- [TASK BRIEF]: Retype the entries below word for word, leaving out every picture.
________________________
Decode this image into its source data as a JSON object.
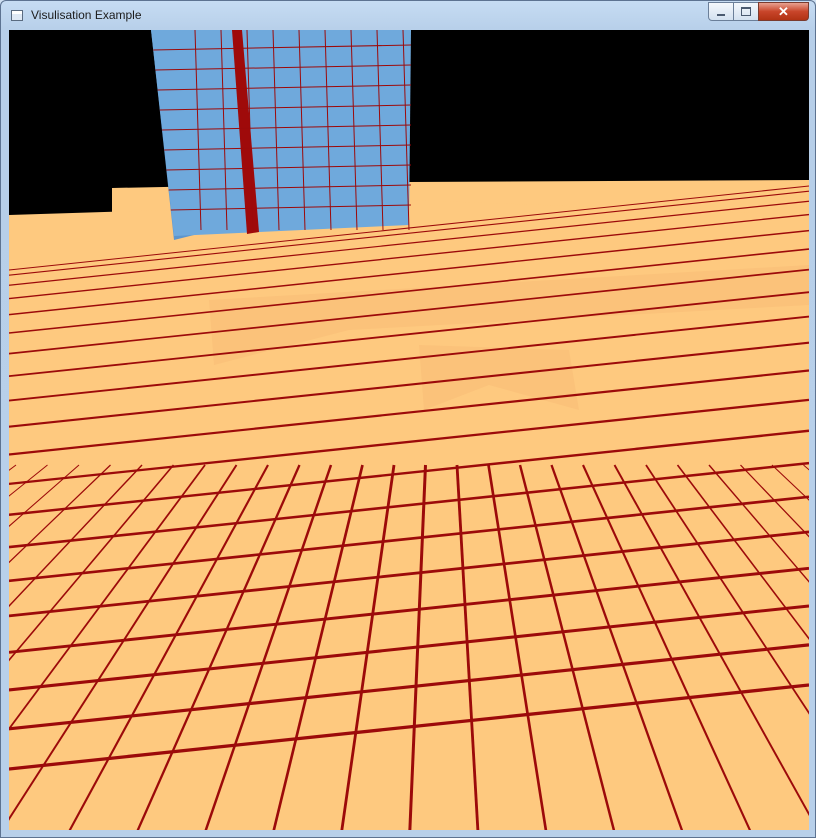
{
  "window": {
    "title": "Visulisation Example",
    "icon": "app-window-icon",
    "controls": {
      "minimize": "minimize-icon",
      "maximize": "maximize-icon",
      "close": "close-icon"
    }
  },
  "scene": {
    "background_color": "#000000",
    "floor_color": "#fec97f",
    "floor_side_color": "#fbc27a",
    "grid_color": "#9c0a0a",
    "tower_color": "#6fa9dc",
    "tower_side_color": "#5d95cc",
    "tower_stripe_color": "#9f0a0a"
  }
}
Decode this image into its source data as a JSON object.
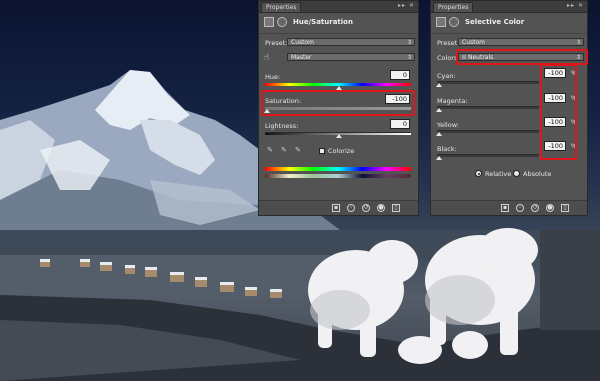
{
  "hue_panel": {
    "tab_title": "Properties",
    "header_title": "Hue/Saturation",
    "preset_label": "Preset:",
    "preset_value": "Custom",
    "channel_value": "Master",
    "hue_label": "Hue:",
    "hue_value": "0",
    "saturation_label": "Saturation:",
    "saturation_value": "-100",
    "lightness_label": "Lightness:",
    "lightness_value": "0",
    "colorize_label": "Colorize"
  },
  "selective_panel": {
    "tab_title": "Properties",
    "header_title": "Selective Color",
    "preset_label": "Preset:",
    "preset_value": "Custom",
    "colors_label": "Colors:",
    "colors_value": "Neutrals",
    "cyan_label": "Cyan:",
    "cyan_value": "-100",
    "magenta_label": "Magenta:",
    "magenta_value": "-100",
    "yellow_label": "Yellow:",
    "yellow_value": "-100",
    "black_label": "Black:",
    "black_value": "-100",
    "percent": "%",
    "relative_label": "Relative",
    "absolute_label": "Absolute"
  },
  "icons": {
    "footer": [
      "clip-to-layer-icon",
      "view-previous-icon",
      "reset-icon",
      "visibility-eye-icon",
      "trash-icon"
    ],
    "eyedroppers": [
      "eyedropper-icon",
      "eyedropper-plus-icon",
      "eyedropper-minus-icon"
    ]
  },
  "colors": {
    "panel_bg": "#535353",
    "highlight": "#e0151b"
  }
}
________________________
- [COMPLETED TASK]:
Decode this image into its source data as a JSON object.
{
  "window": {
    "title": "Visulisation Example",
    "icon": "app-window-icon",
    "controls": {
      "minimize": "minimize-icon",
      "maximize": "maximize-icon",
      "close": "close-icon"
    }
  },
  "scene": {
    "background_color": "#000000",
    "floor_color": "#fec97f",
    "floor_side_color": "#fbc27a",
    "grid_color": "#9c0a0a",
    "tower_color": "#6fa9dc",
    "tower_side_color": "#5d95cc",
    "tower_stripe_color": "#9f0a0a"
  }
}
Decode this image into its source data as a JSON object.
{
  "hue_panel": {
    "tab_title": "Properties",
    "header_title": "Hue/Saturation",
    "preset_label": "Preset:",
    "preset_value": "Custom",
    "channel_value": "Master",
    "hue_label": "Hue:",
    "hue_value": "0",
    "saturation_label": "Saturation:",
    "saturation_value": "-100",
    "lightness_label": "Lightness:",
    "lightness_value": "0",
    "colorize_label": "Colorize"
  },
  "selective_panel": {
    "tab_title": "Properties",
    "header_title": "Selective Color",
    "preset_label": "Preset:",
    "preset_value": "Custom",
    "colors_label": "Colors:",
    "colors_value": "Neutrals",
    "cyan_label": "Cyan:",
    "cyan_value": "-100",
    "magenta_label": "Magenta:",
    "magenta_value": "-100",
    "yellow_label": "Yellow:",
    "yellow_value": "-100",
    "black_label": "Black:",
    "black_value": "-100",
    "percent": "%",
    "relative_label": "Relative",
    "absolute_label": "Absolute"
  },
  "icons": {
    "footer": [
      "clip-to-layer-icon",
      "view-previous-icon",
      "reset-icon",
      "visibility-eye-icon",
      "trash-icon"
    ],
    "eyedroppers": [
      "eyedropper-icon",
      "eyedropper-plus-icon",
      "eyedropper-minus-icon"
    ]
  },
  "colors": {
    "panel_bg": "#535353",
    "highlight": "#e0151b"
  }
}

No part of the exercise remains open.